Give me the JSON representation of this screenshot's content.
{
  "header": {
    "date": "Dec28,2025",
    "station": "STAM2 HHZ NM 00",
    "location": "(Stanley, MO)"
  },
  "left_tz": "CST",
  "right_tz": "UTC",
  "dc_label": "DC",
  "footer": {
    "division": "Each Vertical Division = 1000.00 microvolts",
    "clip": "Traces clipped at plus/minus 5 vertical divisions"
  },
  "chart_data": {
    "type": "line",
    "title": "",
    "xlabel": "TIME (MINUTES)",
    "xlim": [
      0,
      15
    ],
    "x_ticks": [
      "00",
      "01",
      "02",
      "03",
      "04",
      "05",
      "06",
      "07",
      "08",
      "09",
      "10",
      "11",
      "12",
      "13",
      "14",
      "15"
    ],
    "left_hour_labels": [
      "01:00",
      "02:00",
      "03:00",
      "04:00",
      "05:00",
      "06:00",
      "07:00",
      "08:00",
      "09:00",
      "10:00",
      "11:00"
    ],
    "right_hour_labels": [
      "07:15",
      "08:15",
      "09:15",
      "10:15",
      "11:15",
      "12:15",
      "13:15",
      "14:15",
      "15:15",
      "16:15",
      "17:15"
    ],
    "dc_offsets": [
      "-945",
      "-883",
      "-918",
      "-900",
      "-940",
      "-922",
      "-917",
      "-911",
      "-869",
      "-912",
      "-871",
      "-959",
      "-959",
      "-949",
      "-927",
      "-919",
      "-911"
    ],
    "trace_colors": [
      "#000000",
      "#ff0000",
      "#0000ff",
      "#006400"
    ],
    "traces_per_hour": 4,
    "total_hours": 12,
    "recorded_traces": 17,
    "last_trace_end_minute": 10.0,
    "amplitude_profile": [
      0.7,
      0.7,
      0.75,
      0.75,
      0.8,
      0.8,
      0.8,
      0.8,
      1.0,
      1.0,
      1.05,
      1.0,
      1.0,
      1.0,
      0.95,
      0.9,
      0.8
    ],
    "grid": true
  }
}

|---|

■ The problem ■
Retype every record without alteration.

■ Response to this exercise ■
Give me the JSON representation of this screenshot's content.
{
  "header": {
    "date": "Dec28,2025",
    "station": "STAM2 HHZ NM 00",
    "location": "(Stanley, MO)"
  },
  "left_tz": "CST",
  "right_tz": "UTC",
  "dc_label": "DC",
  "footer": {
    "division": "Each Vertical Division = 1000.00 microvolts",
    "clip": "Traces clipped at plus/minus 5 vertical divisions"
  },
  "chart_data": {
    "type": "line",
    "title": "",
    "xlabel": "TIME (MINUTES)",
    "xlim": [
      0,
      15
    ],
    "x_ticks": [
      "00",
      "01",
      "02",
      "03",
      "04",
      "05",
      "06",
      "07",
      "08",
      "09",
      "10",
      "11",
      "12",
      "13",
      "14",
      "15"
    ],
    "left_hour_labels": [
      "01:00",
      "02:00",
      "03:00",
      "04:00",
      "05:00",
      "06:00",
      "07:00",
      "08:00",
      "09:00",
      "10:00",
      "11:00"
    ],
    "right_hour_labels": [
      "07:15",
      "08:15",
      "09:15",
      "10:15",
      "11:15",
      "12:15",
      "13:15",
      "14:15",
      "15:15",
      "16:15",
      "17:15"
    ],
    "dc_offsets": [
      "-945",
      "-883",
      "-918",
      "-900",
      "-940",
      "-922",
      "-917",
      "-911",
      "-869",
      "-912",
      "-871",
      "-959",
      "-959",
      "-949",
      "-927",
      "-919",
      "-911"
    ],
    "trace_colors": [
      "#000000",
      "#ff0000",
      "#0000ff",
      "#006400"
    ],
    "traces_per_hour": 4,
    "total_hours": 12,
    "recorded_traces": 17,
    "last_trace_end_minute": 10.0,
    "amplitude_profile": [
      0.7,
      0.7,
      0.75,
      0.75,
      0.8,
      0.8,
      0.8,
      0.8,
      1.0,
      1.0,
      1.05,
      1.0,
      1.0,
      1.0,
      0.95,
      0.9,
      0.8
    ],
    "grid": true
  }
}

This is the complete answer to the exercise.